Occasionally arguments about using Python's dependency manager versus one of Linux's dependency managers comes up. This provides one perspective on that debate.
This Stack Overflow question details how to set up a virtual environment for Python development.
Another Stack Overflow page answers how to set environment variables when using virtualenv.
Tips for using pip + virtualenv + virtualenvwrapper shows how to use shell aliases and postactivate virtualenvwrapper hooks to make life easier when using these tools.
Major speed improvements were made in pip 7 over previous versions. Read this article about the differences and be sure to upgrade.
How to submit a package to PyPI is a short and sweet introduction that'll help you quickly get your first package on PyPI.
Autoenv is a tool for activating
environment variables stored in a
.env file in your projects' home
directories. Environment variables aren't managed by virtualenv and although
virtualenvwrapper has some hooks for handling them, it's often easiest to
use a shell script or
.env file to set them in a development environment.
Pipreqs searches through a project for
dependencies based on imports. It then generates a
based on the libraries necessary to run those dependencies.
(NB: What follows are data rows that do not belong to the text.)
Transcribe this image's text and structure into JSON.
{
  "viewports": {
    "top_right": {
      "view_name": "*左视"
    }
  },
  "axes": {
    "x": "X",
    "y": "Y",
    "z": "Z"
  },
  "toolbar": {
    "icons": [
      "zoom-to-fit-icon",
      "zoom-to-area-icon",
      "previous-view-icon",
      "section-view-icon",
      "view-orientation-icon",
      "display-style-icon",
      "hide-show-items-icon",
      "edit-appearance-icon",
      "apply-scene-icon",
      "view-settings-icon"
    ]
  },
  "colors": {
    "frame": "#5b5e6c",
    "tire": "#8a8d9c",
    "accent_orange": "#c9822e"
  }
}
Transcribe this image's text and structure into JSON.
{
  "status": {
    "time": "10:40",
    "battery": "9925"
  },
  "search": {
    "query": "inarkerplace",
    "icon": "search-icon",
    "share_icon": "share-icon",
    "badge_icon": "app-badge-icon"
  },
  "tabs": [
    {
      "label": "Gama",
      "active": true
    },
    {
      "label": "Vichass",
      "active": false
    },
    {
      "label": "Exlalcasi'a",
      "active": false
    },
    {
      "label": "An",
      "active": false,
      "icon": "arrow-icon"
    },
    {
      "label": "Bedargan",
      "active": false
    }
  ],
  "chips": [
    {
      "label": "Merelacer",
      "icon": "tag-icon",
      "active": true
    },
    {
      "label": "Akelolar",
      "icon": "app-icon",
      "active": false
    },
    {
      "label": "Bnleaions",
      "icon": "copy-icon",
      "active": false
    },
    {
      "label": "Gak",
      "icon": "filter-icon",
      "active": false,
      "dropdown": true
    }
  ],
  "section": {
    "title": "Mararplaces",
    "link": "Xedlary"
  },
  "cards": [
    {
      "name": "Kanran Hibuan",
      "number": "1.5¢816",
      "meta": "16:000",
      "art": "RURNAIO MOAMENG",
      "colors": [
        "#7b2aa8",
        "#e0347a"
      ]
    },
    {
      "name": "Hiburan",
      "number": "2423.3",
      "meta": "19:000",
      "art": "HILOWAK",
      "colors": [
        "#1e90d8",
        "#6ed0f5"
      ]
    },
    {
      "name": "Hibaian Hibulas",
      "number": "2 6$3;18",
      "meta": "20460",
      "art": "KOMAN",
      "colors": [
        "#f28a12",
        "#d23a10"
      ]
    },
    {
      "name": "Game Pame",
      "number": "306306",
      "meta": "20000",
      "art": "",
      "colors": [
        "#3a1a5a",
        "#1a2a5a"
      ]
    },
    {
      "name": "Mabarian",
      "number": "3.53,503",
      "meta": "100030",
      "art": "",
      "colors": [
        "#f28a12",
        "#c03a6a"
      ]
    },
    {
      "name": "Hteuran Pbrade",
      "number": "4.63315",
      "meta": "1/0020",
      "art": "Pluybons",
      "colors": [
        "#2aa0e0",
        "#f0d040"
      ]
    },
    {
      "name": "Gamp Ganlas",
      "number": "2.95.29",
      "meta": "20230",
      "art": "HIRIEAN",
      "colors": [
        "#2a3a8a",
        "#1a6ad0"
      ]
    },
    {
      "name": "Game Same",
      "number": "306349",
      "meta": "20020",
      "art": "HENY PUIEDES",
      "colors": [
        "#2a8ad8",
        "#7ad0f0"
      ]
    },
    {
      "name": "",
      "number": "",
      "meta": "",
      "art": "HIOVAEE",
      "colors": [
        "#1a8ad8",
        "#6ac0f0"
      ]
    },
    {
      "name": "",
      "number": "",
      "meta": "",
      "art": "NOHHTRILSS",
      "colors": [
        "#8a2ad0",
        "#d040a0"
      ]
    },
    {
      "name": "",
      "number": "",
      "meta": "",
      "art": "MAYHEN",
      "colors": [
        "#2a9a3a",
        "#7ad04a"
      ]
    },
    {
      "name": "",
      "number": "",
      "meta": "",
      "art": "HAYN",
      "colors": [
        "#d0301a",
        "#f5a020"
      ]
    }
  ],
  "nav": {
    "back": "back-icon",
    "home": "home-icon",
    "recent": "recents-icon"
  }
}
Note though that
while this could come in handy with a legacy project, the version numbers
for those libraries will not be generated with the output.
Ensure the libraries your web application depends on are all captured in a requirement.txt file with pegged versions.
An easy way to capture currently installed dependencies is with the
pip freeze command.
Create a fresh virtualenv and install the dependencies from your
requirements.txt file by using the
pip install -r requirements.txt
Check that your application runs properly with the fresh virtualenv and
only the installed dependencies from the